Sponsored Link
Email This Post Email This Post

From the Editor – October 13, 2019

EcommerceBytes Editor Ina Steiner
EcommerceBytes Editor Ina Steiner

In case you missed it, there was a major development last month – Devin Wenig is out as CEO of eBay. No specific reason was given for the abrupt departure. The Chairman of the Board for eBay stated: “given a number of considerations, both Devin and the Board believe that a new CEO is best for the Company at this time.”

Wenig himself turned to Twitter to post a series of tweets starting with, “In the past few weeks it became clear that I was not on the same page as my new Board. Whenever that happens, its best for everyone to turn that page over. It has been an incredible privilege to lead one of the worlds great businesses for the past 8 years.”

Another executive left around the same time, but there was no announcement from eBay about the departure of Steve Wymer, who was a member of the executive leadership team reporting to Wenig. Wymer headed corporate communications and was also Chair of the eBay Foundation.

As you can imagine, readers had lots to say on this September 25th EcommerceBytes Blog post.

However, the comments on a post from a few days later proved even more interesting. Jordan Sweetnam, who returned to eBay in July after a 3-year stint at Walmart, posted a message on the eBay Announcement Board on September 30.

He solicited feedback from sellers, so we invited readers to share their thoughts about what they needed from eBay and what was working and not working for them. Will eBay’s new management take a long hard look at the feedback, much of it constructive? Time will tell!

In the meantime, PayPal and eBay are instituting new policies that will prove costly to sellers:

On the eBay discussion boards, a moderator told sellers, “eBay is the platform facilitating the transaction and the seller is the entity/business that made the sale that is a potential taxable transaction.”

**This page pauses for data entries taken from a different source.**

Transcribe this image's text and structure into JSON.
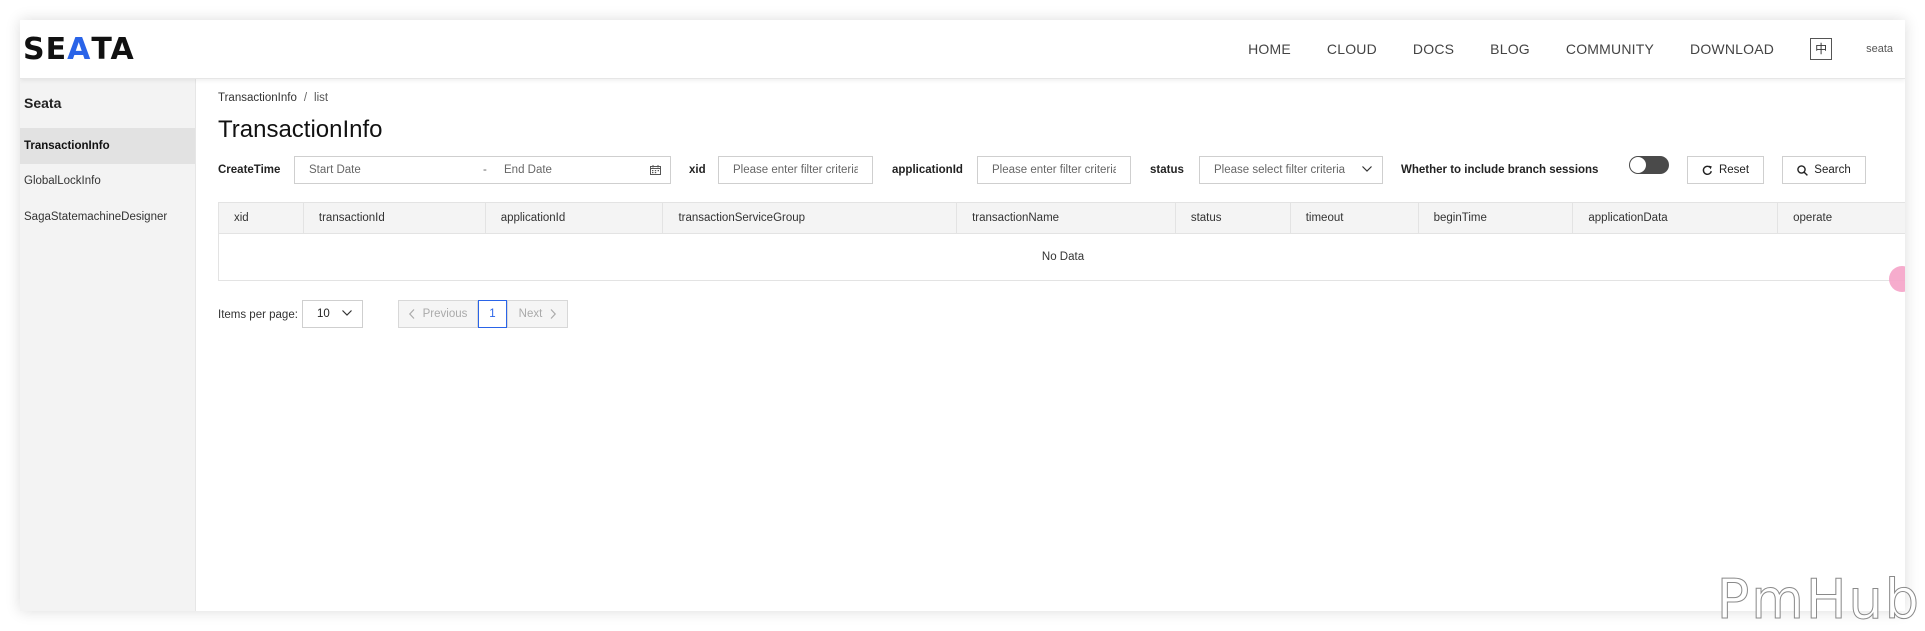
{
  "header": {
    "logo": {
      "prefix": "SE",
      "highlight": "A",
      "suffix": "TA"
    },
    "nav": [
      "HOME",
      "CLOUD",
      "DOCS",
      "BLOG",
      "COMMUNITY",
      "DOWNLOAD"
    ],
    "lang": "中",
    "user": "seata"
  },
  "sidebar": {
    "title": "Seata",
    "items": [
      {
        "label": "TransactionInfo"
      },
      {
        "label": "GlobalLockInfo"
      },
      {
        "label": "SagaStatemachineDesigner"
      }
    ],
    "active": "TransactionInfo"
  },
  "breadcrumb": {
    "root": "TransactionInfo",
    "separator": "/",
    "current": "list"
  },
  "page_title": "TransactionInfo",
  "filters": {
    "create_time_label": "CreateTime",
    "start_placeholder": "Start Date",
    "date_separator": "-",
    "end_placeholder": "End Date",
    "xid_label": "xid",
    "xid_placeholder": "Please enter filter criteria",
    "app_label": "applicationId",
    "app_placeholder": "Please enter filter criteria",
    "status_label": "status",
    "status_placeholder": "Please select filter criteria",
    "branch_label": "Whether to include branch sessions",
    "branch_enabled": false,
    "reset_label": "Reset",
    "search_label": "Search"
  },
  "table": {
    "columns": [
      "xid",
      "transactionId",
      "applicationId",
      "transactionServiceGroup",
      "transactionName",
      "status",
      "timeout",
      "beginTime",
      "applicationData",
      "operate"
    ],
    "empty_text": "No Data"
  },
  "pagination": {
    "items_label": "Items per page:",
    "page_size": "10",
    "prev_label": "Previous",
    "current_page": "1",
    "next_label": "Next"
  },
  "watermark": "PmHub",
  "colors": {
    "accent": "#2a64e8",
    "toggle_off": "#4a4a4a",
    "sidebar_bg": "#f3f3f3"
  }
}
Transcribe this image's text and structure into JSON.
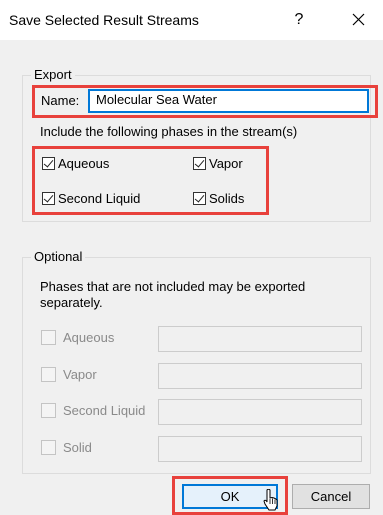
{
  "window": {
    "title": "Save Selected Result Streams",
    "help_label": "?",
    "close_icon": "close-icon"
  },
  "export": {
    "legend": "Export",
    "name_label": "Name:",
    "name_value": "Molecular Sea Water",
    "include_text": "Include the following phases in the stream(s)",
    "phases": [
      {
        "label": "Aqueous",
        "checked": true
      },
      {
        "label": "Vapor",
        "checked": true
      },
      {
        "label": "Second Liquid",
        "checked": true
      },
      {
        "label": "Solids",
        "checked": true
      }
    ]
  },
  "optional": {
    "legend": "Optional",
    "description": "Phases that are not included may be exported separately.",
    "rows": [
      {
        "label": "Aqueous",
        "checked": false,
        "value": ""
      },
      {
        "label": "Vapor",
        "checked": false,
        "value": ""
      },
      {
        "label": "Second Liquid",
        "checked": false,
        "value": ""
      },
      {
        "label": "Solid",
        "checked": false,
        "value": ""
      }
    ]
  },
  "buttons": {
    "ok_label": "OK",
    "cancel_label": "Cancel"
  },
  "colors": {
    "highlight": "#e8413c",
    "focus": "#0078d7"
  }
}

Was it really the intention of lawmakers to put the burden on sellers, or did eBay just drive a giant loophole in laws intended to protect small businesses? Why not reach out to lawmakers in your state and ask them if that was their intention? And leave a comment on the EcommerceBytes Blog.

Another development costly to marketplace sellers is the built-in annual “fee increase” eBay and Etsy impose on sellers by virtue of the fact they charge a fee based on the percentage of shipping costs, which are going up again this year in January.

It’s another way marketplaces show revenue growth even when they can’t grow sales. The matter is particularly impactful as Etsy compels sellers to offer free shipping – if they don’t, their listings will not appear on the all-important first page of search results.

Holiday shopping is gearing up, and that means a busy shipping season ahead. In today’s issue, everything you need to know about holiday shipping, and a look at 2020 USPS rates going into effect on January 26th.

We also take a look at product returns – one size does not fit all!

Collectors Corner takes a look at jack-o’-lanterns, and we end with letters to the editor.

Thanks for reading.

Ina Steiner on EmailIna Steiner on LinkedinIna Steiner on Twitter
Ina Steiner
Ina Steiner
Ina Steiner is co-founder and Editor of EcommerceBytes and has been reporting on ecommerce since 1999. She's a widely cited authority on marketplace selling and is author of "Turn eBay Data Into Dollars" (McGraw-Hill 2006). Her blog was featured in the book, "Blogging Heroes" (Wiley 2008). Follow her on Twitter at @ecommercebytes and send news tips to ina@ecommercebytes.com. See disclosure at EcommerceBytes.com/disclosure/.

4 thoughts on “From the Editor – October 13, 2019”

  1. Everytime I see the “One Size Fits All Ad ” I think of the person that needs two seats on an airplane or the person who is now in line for the third time at the local buffet.

  2. And the stone keeps rolling, and keeps on and on till its a zero sum game!

    How long will it be until ebay makes more on our sales than we do. I am almost there.

    And the more, and more the stone rolls, the more and more they make difficult and hide these details in the sales reports. I would like to see an 100% example of everything, and how it calculates out. Every month or two I have to play detective-accountant and play the where are they hiding it game-why do I have variances game.

  3. I agree with Ina that we should be reaching out to lawmakers in each of our state’s to make our voices heard. They can’t do anything to fix things if they don’t know what the problem is or how to best approach it. The DOJ is reaching out to us for that information, so why not give it to them?

Comments are closed.